What is needed: Find the lines of data that contain the string "replies", then list them.

──────── Records provided

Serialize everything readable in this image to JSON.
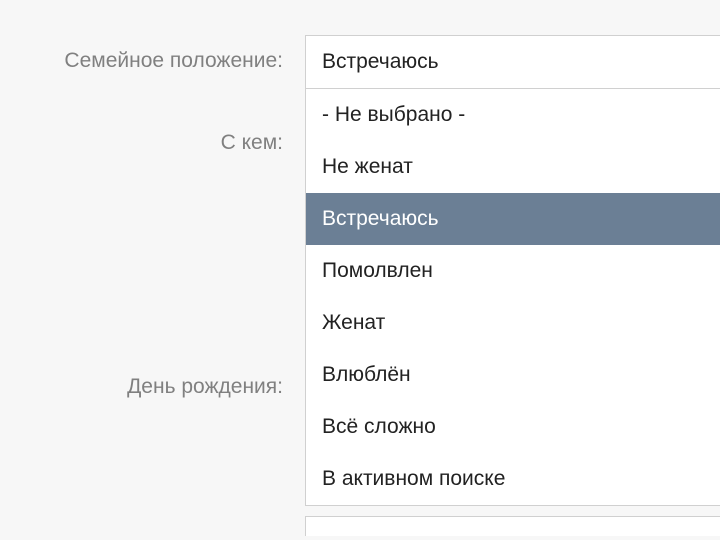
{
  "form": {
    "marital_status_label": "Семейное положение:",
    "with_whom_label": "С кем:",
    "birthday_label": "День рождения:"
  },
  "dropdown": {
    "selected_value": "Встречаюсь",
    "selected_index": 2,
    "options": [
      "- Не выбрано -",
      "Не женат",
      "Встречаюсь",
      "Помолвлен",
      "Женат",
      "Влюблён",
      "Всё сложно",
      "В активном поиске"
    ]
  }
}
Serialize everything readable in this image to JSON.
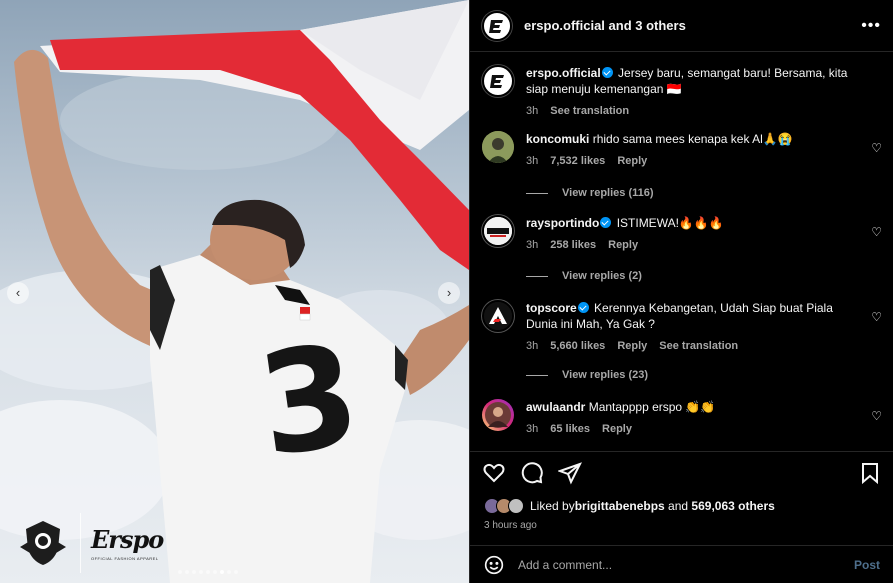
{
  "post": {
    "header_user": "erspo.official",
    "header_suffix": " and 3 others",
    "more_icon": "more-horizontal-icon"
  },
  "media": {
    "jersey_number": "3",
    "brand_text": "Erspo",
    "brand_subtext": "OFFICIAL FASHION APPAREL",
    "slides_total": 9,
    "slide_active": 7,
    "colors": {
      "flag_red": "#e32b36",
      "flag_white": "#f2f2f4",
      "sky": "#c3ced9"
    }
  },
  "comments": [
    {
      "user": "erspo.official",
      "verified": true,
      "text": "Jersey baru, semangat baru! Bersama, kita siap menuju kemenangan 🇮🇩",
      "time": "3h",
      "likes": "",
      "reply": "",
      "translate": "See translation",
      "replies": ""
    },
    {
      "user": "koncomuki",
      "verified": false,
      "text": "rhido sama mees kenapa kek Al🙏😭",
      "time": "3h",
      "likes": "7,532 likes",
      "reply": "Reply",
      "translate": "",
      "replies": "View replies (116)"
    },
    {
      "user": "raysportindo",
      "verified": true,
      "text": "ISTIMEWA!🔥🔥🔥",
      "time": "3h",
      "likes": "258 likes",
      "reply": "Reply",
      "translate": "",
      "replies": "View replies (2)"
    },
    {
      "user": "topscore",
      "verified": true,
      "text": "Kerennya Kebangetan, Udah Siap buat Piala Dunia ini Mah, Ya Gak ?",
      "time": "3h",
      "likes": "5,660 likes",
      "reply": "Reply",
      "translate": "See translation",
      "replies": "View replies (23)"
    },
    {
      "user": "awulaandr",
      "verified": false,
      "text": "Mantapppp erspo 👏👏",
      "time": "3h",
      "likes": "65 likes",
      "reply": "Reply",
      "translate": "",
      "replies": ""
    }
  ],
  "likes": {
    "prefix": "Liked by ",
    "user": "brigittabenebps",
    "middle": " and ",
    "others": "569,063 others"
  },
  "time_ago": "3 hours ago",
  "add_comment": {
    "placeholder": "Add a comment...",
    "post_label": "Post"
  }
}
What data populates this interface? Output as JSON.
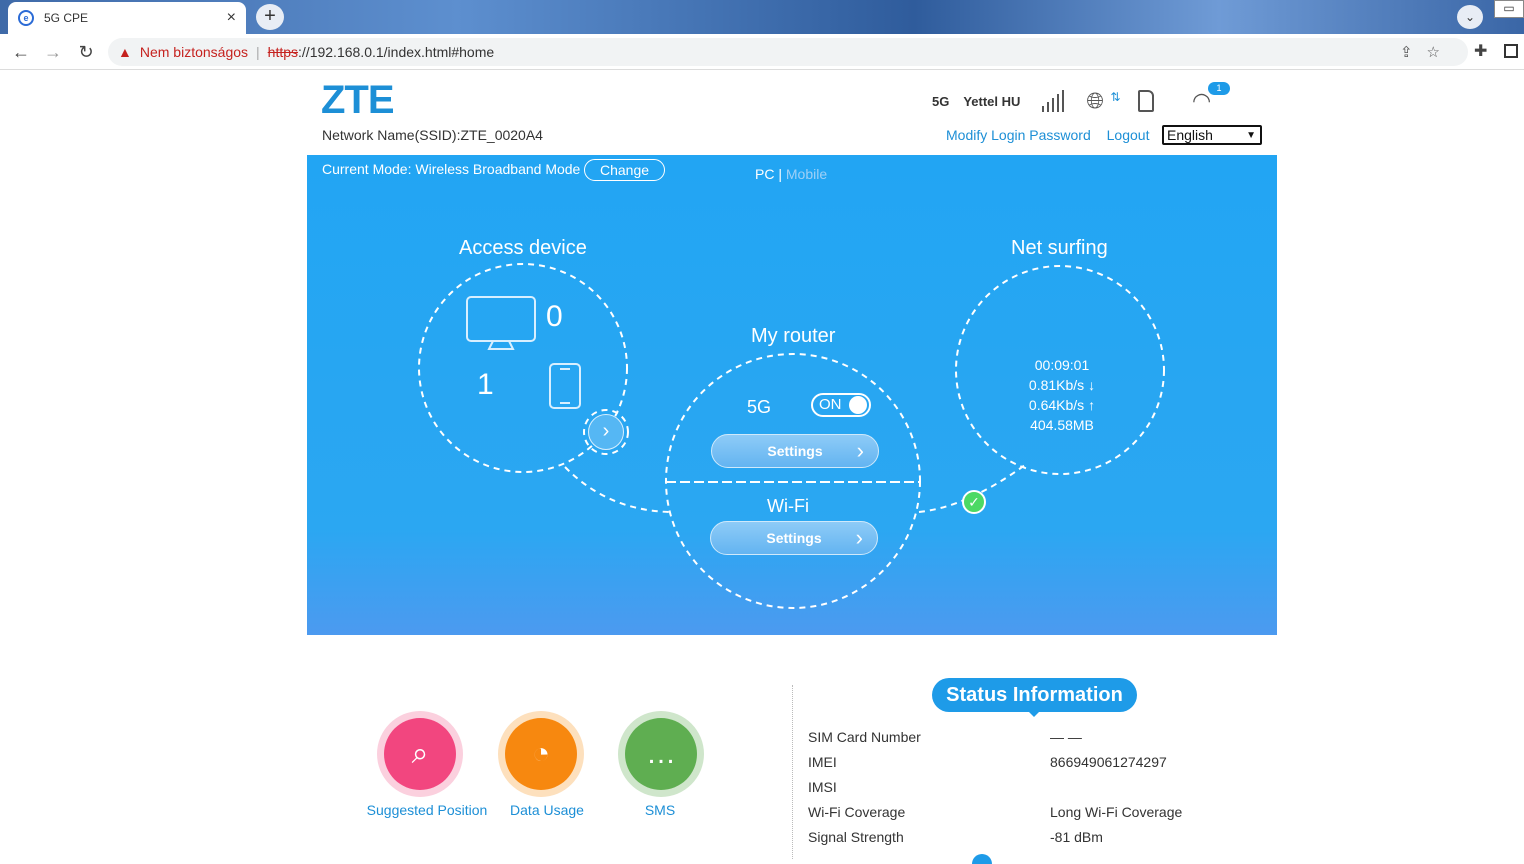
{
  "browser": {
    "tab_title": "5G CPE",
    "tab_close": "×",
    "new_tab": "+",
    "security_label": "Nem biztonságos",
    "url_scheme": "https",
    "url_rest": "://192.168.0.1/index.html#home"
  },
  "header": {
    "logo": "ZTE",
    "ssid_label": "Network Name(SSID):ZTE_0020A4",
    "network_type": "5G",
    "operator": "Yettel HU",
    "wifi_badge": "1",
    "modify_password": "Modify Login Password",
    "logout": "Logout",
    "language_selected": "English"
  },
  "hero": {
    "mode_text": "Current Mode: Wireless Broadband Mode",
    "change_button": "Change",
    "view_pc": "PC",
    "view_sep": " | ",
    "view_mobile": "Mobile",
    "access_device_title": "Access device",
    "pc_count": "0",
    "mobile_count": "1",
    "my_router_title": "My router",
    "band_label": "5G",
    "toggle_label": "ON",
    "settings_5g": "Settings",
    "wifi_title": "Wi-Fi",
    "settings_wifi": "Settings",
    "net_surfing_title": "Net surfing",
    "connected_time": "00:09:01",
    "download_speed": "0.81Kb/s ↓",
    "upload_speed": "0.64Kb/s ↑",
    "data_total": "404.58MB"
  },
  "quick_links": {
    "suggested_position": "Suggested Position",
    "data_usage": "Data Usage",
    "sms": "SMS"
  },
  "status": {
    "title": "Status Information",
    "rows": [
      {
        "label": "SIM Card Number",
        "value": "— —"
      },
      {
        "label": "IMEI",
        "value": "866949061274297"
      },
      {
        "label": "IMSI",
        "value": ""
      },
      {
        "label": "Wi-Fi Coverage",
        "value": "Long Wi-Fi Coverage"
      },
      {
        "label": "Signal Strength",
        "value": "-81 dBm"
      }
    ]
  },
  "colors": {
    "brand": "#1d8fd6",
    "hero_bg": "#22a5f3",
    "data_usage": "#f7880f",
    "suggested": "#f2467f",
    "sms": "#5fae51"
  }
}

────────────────

Answer to the problem:
      "replies": ""
      "replies": "View replies (116)"
      "replies": "View replies (2)"
      "replies": "View replies (23)"
      "replies": ""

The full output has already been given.